Our strata corporation has just approved $125,000 from our contingency fund for roofing replacement. We received estimates from only 1 company and several owners are concerned we have not detailed the project correctly and did not get at least 3 bids before proceeding. As independent corporations, are we required to obtain multiple bids or for any specific values? It would be a good consumer practice but there are not always more than 1 or two companies available on the Sunshine Coast. If 3 bids minimum were imposed, we would never likely be able to comply? JDR
Dear JDR: When it comes to how a strata corporation spends their money, the purchasing and financial practices of strata corporations are determined through the bylaws of a strata corporation and the wording of the resolutions the owners approve at general meetings. The Strata Property Act does not require or set a minimum number of bids or special procurements conditions. For an expense on a major project or an operating contract, the owners at a general meeting may direct or restrict the council by majority and give specific instructions on the methods or limitations for purchasing. In a normal sequence the strata council will establish the proposed resolution for the project, including the details of the project and the how the funds will be approved, either by approving reserve funds or a special levy. A meeting is then held where owners debate the resolutions and either approve or defeat the proposed projects. Many resolutions often fail due to lack of information or unknown purchasing procedures that are challenged by owners. This results in mistrust between strata councils and owners, and delays in projects that inevitably cost more for everyone. While the Act does not require any minimum purchasing requirements, it is everyone’s best interest to set specifications for projects and develop a bidding process on the specifications.
Multiple quotes for projects are helpful to set budgeting plans and targets for scheduling, but they are not comparable as they are established from the perspective of each of the companies providing the quotes. Major construction and renewals have many variables that affect pricing and contracting relationship. Consultants, technical writers and project managers routinely set the specifications for the scope of work and assist with the processing of tendering projects so ensure the client is provided with comparable bids that meet the minimum conditions of product and materials, methods and details of construction, insurance requirements, site conditions, warranties, access to the property, environmental conditions, and any other contractual conditions a strata council negotiates. Depending on the value of construction or the risks associated with the project, a legal review of the bidding process and the contract conditions and terms is highly recommended. For a small investment, usually below $2,500 you can avoid a number of disputes that originate from a lack of a written agreement or failure to detail the conditions of the contract. Remember your objective as the client and owners. The best pricing for the best products, terms and conditions. The solution is competition and detailed written agreements. Even if you can only obtain a single quote, it is in your best interest to have the terms and conditions in a detailed written agreement. A contractor that is unwilling to enter into a written agreement is unlikely to act with integrity. Whether it is a $5,000 contract to replace gutters or $125,000 roofing project, a written agreement is essential to protect your interests. With or without consulting or legal services, confirm all details in writing before you proceed with your projects.

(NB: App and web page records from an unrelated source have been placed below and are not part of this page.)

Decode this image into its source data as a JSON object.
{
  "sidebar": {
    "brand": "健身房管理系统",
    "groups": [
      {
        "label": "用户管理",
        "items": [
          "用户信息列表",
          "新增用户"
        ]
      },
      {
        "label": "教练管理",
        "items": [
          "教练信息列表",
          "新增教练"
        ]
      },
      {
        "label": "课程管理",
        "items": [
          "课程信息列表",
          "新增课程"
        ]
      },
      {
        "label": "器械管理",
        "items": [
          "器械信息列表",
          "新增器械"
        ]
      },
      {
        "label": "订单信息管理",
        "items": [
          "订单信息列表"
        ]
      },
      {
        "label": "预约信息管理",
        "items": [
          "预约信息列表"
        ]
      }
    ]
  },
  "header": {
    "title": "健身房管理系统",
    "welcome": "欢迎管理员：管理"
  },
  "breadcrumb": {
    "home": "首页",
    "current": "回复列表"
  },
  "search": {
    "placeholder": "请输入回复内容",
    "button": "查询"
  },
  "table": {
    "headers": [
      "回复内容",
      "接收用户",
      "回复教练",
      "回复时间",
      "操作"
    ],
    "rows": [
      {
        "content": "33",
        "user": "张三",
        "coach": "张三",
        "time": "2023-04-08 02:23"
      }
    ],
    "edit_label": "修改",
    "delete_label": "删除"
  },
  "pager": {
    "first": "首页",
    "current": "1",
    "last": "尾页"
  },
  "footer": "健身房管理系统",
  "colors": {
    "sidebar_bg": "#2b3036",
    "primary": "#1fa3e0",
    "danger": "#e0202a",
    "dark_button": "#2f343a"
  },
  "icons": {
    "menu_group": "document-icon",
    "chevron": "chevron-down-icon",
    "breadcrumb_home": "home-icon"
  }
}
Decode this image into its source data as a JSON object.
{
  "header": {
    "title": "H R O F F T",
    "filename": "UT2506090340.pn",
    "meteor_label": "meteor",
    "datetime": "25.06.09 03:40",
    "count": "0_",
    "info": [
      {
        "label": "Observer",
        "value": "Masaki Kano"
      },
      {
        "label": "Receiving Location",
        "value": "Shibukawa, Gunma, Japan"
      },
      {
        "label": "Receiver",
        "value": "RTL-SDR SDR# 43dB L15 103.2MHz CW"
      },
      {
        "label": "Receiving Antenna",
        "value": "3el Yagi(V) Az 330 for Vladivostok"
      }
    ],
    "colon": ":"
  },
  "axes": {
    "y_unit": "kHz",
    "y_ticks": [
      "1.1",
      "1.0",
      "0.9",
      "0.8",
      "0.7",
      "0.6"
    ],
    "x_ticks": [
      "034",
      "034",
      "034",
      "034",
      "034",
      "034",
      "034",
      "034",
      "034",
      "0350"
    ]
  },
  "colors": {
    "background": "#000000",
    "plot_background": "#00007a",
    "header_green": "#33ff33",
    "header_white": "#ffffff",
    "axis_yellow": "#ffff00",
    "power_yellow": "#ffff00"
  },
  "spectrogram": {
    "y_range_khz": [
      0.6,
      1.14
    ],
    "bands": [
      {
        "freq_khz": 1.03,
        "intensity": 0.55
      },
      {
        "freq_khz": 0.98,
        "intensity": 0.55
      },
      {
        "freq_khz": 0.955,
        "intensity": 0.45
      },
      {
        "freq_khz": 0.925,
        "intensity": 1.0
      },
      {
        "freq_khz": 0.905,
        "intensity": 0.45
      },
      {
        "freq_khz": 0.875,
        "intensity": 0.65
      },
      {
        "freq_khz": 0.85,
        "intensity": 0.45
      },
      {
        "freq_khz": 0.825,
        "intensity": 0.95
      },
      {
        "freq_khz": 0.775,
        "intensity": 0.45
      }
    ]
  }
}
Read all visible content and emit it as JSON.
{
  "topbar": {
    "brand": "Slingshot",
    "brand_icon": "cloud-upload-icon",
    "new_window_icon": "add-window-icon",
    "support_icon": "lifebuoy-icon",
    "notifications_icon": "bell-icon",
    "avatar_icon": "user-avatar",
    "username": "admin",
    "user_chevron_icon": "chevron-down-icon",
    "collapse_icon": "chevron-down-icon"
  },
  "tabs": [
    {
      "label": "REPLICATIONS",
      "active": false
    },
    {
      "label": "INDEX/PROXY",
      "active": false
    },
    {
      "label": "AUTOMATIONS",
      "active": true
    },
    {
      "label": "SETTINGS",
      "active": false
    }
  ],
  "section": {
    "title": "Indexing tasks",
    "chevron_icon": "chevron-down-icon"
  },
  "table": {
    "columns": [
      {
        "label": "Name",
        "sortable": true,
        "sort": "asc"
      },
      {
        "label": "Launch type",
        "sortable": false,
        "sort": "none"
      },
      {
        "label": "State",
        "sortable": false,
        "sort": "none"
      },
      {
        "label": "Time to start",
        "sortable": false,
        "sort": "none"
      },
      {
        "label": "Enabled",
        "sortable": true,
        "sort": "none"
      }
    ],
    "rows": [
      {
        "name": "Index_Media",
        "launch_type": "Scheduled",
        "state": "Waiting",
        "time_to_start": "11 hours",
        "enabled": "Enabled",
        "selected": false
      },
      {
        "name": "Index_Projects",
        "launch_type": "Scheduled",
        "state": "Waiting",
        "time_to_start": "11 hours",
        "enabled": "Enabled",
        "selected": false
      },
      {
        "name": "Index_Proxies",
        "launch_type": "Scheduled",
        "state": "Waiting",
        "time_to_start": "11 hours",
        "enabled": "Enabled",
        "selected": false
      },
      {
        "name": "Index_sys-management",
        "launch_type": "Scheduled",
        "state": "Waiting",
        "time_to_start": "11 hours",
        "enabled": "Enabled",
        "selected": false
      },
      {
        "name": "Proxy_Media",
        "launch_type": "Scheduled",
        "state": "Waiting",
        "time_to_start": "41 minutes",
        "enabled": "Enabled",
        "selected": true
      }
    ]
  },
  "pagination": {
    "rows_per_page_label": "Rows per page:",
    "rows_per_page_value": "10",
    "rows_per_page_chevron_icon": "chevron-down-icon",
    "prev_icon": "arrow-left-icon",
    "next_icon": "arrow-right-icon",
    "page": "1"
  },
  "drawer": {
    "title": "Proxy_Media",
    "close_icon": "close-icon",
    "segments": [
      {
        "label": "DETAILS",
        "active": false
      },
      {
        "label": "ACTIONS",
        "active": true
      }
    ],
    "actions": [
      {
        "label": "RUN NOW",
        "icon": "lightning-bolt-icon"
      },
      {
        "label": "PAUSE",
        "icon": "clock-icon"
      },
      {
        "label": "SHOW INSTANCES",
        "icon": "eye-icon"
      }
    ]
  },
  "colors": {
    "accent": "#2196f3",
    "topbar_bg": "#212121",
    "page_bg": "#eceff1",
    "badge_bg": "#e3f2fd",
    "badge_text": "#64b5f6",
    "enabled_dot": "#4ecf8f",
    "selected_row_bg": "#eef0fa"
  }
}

Tony Gioventu, Executive Director CHOA
A Note from the President of Terra Nova Landscaping ” a handshake or gentleman’s agreement, isn’t worth the paper it isn’t written on. Always use a detailed written agreement.”